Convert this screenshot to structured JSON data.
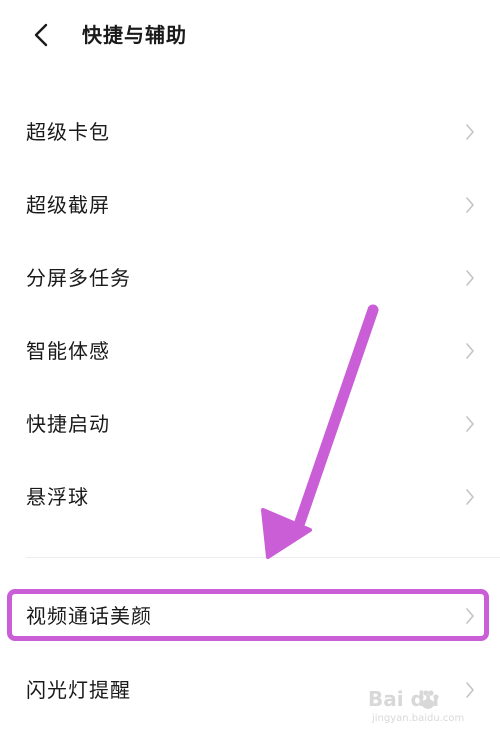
{
  "header": {
    "title": "快捷与辅助",
    "back_icon": "chevron-left-icon"
  },
  "settings": {
    "items": [
      {
        "label": "超级卡包"
      },
      {
        "label": "超级截屏"
      },
      {
        "label": "分屏多任务"
      },
      {
        "label": "智能体感"
      },
      {
        "label": "快捷启动"
      },
      {
        "label": "悬浮球"
      },
      {
        "label": "视频通话美颜"
      },
      {
        "label": "闪光灯提醒"
      }
    ]
  },
  "annotation": {
    "highlight_color": "#c95ed6",
    "arrow_color": "#c95ed6"
  },
  "watermark": {
    "logo": "Bai du",
    "url": "jingyan.baidu.com"
  }
}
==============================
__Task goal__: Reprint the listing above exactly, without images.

__Response to the task__:
Convert this screenshot to structured JSON data.
{
  "header": {
    "title": "快捷与辅助",
    "back_icon": "chevron-left-icon"
  },
  "settings": {
    "items": [
      {
        "label": "超级卡包"
      },
      {
        "label": "超级截屏"
      },
      {
        "label": "分屏多任务"
      },
      {
        "label": "智能体感"
      },
      {
        "label": "快捷启动"
      },
      {
        "label": "悬浮球"
      },
      {
        "label": "视频通话美颜"
      },
      {
        "label": "闪光灯提醒"
      }
    ]
  },
  "annotation": {
    "highlight_color": "#c95ed6",
    "arrow_color": "#c95ed6"
  },
  "watermark": {
    "logo": "Bai du",
    "url": "jingyan.baidu.com"
  }
}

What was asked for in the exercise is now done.